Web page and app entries
# # # # # # #
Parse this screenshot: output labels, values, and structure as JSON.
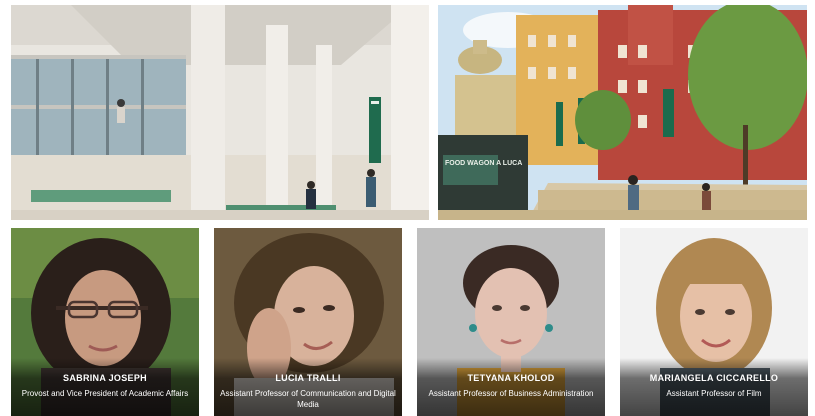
{
  "faculty": [
    {
      "name": "SABRINA JOSEPH",
      "title": "Provost and Vice President of Academic Affairs"
    },
    {
      "name": "LUCIA TRALLI",
      "title": "Assistant Professor of Communication and Digital Media"
    },
    {
      "name": "TETYANA KHOLOD",
      "title": "Assistant Professor of Business Administration"
    },
    {
      "name": "MARIANGELA CICCARELLO",
      "title": "Assistant Professor of Film"
    }
  ],
  "campus_images": {
    "courtyard_kiosk_sign": "FOOD WAGON A LUCA"
  }
}
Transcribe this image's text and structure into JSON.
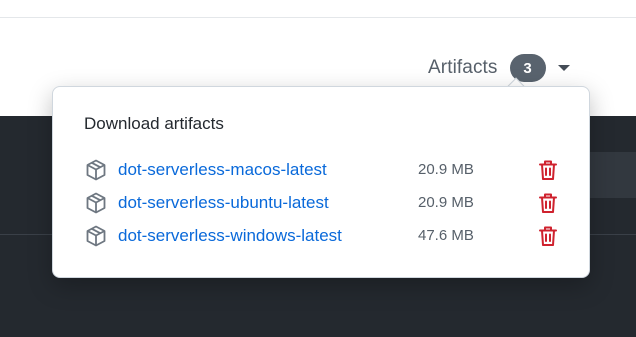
{
  "artifacts": {
    "label": "Artifacts",
    "count": "3"
  },
  "popover": {
    "title": "Download artifacts",
    "items": [
      {
        "name": "dot-serverless-macos-latest",
        "size": "20.9 MB"
      },
      {
        "name": "dot-serverless-ubuntu-latest",
        "size": "20.9 MB"
      },
      {
        "name": "dot-serverless-windows-latest",
        "size": "47.6 MB"
      }
    ]
  },
  "icons": {
    "package": "package-icon",
    "delete": "trash-icon",
    "toggle": "caret-down-icon"
  },
  "colors": {
    "link": "#0969da",
    "danger": "#cf222e",
    "counter_bg": "#59636e"
  }
}
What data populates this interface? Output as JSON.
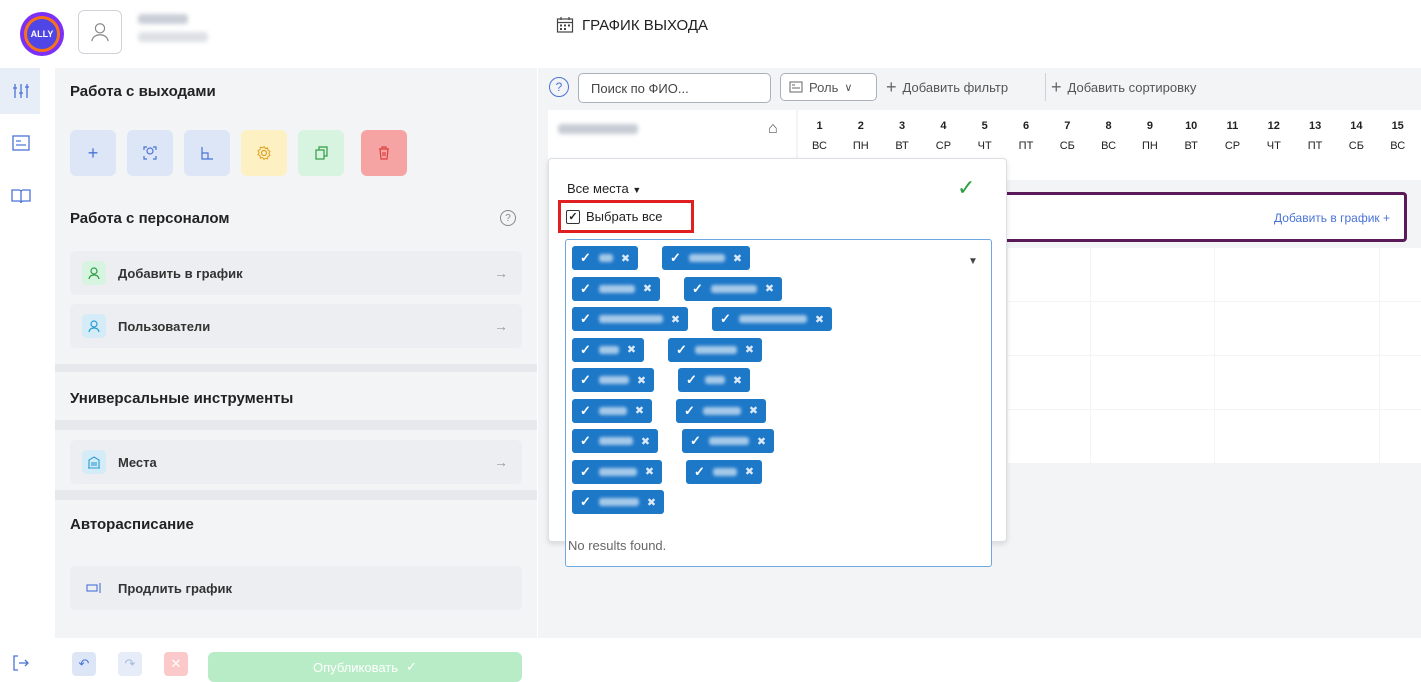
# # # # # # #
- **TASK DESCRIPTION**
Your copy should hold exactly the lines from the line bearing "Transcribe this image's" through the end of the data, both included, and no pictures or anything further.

- **YOUR SOLUTION**
Transcribe this image's text and structure into JSON.
{
  "artifacts": {
    "label": "Artifacts",
    "count": "3"
  },
  "popover": {
    "title": "Download artifacts",
    "items": [
      {
        "name": "dot-serverless-macos-latest",
        "size": "20.9 MB"
      },
      {
        "name": "dot-serverless-ubuntu-latest",
        "size": "20.9 MB"
      },
      {
        "name": "dot-serverless-windows-latest",
        "size": "47.6 MB"
      }
    ]
  },
  "icons": {
    "package": "package-icon",
    "delete": "trash-icon",
    "toggle": "caret-down-icon"
  },
  "colors": {
    "link": "#0969da",
    "danger": "#cf222e",
    "counter_bg": "#59636e"
  }
}
What data populates this interface? Output as JSON.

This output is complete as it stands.